(DATASET ENTRIES)

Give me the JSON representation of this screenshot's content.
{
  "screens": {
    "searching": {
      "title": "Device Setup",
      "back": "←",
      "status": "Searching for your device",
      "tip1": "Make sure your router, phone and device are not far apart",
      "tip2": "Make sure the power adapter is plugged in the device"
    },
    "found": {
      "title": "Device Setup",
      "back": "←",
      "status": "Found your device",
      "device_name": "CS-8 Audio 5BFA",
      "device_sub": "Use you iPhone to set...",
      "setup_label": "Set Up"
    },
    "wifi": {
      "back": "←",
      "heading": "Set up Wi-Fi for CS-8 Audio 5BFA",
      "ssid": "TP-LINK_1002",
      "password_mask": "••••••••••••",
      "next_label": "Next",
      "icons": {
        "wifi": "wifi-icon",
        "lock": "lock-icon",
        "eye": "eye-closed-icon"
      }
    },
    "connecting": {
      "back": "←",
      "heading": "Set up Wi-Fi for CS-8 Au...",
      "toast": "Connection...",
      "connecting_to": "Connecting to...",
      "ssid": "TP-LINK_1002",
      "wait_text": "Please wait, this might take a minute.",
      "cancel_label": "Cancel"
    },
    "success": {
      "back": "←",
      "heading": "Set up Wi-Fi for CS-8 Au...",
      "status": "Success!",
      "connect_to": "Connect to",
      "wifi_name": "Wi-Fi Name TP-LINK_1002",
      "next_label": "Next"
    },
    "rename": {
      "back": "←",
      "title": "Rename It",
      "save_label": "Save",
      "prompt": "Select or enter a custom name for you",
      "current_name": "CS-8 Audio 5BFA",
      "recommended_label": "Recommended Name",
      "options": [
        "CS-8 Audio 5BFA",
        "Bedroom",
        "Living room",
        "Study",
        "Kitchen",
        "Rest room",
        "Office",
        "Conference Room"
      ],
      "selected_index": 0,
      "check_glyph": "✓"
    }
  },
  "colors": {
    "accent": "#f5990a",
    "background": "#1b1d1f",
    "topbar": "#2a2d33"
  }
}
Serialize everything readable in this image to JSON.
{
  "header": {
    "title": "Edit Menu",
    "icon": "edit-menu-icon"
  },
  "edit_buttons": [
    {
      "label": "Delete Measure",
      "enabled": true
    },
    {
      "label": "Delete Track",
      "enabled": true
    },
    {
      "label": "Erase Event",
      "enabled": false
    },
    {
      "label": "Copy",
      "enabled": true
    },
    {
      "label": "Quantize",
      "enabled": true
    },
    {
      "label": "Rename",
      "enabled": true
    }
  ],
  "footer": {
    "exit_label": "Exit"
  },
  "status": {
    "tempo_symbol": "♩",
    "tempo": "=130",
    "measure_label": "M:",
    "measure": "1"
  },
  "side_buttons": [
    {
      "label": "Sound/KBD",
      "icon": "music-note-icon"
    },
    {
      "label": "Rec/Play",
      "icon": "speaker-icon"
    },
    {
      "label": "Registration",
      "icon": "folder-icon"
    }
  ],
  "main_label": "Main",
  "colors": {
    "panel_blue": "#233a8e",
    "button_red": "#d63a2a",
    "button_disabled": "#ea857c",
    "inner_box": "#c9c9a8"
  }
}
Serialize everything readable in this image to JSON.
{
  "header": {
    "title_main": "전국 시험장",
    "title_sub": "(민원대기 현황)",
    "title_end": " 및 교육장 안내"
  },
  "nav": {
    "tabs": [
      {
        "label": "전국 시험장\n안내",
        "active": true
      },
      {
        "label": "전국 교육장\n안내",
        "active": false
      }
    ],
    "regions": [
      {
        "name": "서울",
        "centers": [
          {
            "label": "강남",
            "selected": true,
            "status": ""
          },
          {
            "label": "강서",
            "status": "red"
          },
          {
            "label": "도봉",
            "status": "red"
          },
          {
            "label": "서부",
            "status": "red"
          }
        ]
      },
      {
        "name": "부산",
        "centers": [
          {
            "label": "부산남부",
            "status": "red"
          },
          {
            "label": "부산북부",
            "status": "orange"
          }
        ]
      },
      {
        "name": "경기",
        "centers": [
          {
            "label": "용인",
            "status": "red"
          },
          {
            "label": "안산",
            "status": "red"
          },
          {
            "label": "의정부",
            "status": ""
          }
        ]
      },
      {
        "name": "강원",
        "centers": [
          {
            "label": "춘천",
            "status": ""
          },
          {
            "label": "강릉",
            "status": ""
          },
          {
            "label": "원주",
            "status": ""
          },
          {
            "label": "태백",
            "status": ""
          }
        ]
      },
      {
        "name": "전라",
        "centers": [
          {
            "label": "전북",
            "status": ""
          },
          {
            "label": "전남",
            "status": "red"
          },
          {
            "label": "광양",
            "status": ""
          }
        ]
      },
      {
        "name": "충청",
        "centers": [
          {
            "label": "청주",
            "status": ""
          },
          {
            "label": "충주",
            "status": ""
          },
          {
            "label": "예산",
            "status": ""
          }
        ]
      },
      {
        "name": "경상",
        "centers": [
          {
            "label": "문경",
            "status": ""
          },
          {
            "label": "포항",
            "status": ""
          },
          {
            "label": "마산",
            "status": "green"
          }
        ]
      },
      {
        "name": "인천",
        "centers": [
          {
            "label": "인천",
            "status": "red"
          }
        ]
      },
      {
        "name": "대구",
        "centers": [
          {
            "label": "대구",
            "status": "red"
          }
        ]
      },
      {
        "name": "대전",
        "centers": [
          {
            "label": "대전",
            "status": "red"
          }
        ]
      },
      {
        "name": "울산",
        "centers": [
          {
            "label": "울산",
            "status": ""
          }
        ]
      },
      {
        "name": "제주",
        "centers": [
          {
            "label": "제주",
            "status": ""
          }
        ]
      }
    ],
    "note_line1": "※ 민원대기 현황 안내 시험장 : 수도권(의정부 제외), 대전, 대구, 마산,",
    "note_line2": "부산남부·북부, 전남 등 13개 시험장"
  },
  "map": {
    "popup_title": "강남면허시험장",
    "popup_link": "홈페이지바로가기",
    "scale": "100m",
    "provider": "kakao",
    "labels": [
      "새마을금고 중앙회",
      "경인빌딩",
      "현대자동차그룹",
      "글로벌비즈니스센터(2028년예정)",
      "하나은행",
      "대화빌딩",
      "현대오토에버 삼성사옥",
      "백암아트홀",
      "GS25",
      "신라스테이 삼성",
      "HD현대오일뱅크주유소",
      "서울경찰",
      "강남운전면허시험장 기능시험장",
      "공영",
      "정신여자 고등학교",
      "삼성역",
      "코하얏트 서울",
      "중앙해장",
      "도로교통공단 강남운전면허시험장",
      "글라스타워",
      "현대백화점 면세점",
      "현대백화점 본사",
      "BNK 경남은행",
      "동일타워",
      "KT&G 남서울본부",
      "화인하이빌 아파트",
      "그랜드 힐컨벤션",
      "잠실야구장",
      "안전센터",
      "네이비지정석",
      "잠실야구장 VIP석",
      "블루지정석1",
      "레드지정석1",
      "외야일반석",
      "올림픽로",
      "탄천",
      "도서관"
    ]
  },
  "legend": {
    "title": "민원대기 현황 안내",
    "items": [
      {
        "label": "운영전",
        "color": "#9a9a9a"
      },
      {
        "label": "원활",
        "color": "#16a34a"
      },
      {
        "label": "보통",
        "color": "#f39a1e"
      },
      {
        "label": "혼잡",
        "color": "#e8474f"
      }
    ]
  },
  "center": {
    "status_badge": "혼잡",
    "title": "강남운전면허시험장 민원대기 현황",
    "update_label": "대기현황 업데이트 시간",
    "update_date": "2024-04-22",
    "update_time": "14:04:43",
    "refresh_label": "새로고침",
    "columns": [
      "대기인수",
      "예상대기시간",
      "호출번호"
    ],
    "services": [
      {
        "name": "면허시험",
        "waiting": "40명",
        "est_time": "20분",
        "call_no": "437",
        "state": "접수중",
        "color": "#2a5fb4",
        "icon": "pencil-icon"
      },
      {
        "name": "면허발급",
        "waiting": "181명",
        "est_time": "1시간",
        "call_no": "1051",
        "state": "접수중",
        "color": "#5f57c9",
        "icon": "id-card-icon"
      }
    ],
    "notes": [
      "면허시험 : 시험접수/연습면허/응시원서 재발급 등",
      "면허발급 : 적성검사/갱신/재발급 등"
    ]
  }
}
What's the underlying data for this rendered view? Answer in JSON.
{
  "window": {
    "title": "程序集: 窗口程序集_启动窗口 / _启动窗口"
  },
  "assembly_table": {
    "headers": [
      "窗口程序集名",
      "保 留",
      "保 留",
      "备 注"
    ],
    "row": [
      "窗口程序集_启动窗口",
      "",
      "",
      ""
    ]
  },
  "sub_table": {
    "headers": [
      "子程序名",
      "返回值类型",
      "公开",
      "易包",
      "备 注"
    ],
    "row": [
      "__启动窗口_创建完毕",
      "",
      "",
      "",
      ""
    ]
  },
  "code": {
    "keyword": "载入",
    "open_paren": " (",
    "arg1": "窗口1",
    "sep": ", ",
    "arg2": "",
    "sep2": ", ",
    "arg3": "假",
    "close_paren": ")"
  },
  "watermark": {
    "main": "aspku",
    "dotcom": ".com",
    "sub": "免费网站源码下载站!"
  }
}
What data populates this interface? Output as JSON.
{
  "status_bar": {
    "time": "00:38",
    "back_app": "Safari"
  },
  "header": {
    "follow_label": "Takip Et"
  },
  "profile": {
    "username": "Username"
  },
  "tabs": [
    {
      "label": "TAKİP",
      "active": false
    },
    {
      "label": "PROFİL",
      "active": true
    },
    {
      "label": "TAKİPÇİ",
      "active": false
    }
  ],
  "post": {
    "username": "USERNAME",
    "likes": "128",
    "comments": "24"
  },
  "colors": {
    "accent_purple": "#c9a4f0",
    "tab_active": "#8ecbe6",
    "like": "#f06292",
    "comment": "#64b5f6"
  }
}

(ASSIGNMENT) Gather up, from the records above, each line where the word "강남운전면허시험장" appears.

(ANSWER TO THE EXERCISE)
      "강남운전면허시험장 기능시험장",
      "도로교통공단 강남운전면허시험장",
    "title": "강남운전면허시험장 민원대기 현황",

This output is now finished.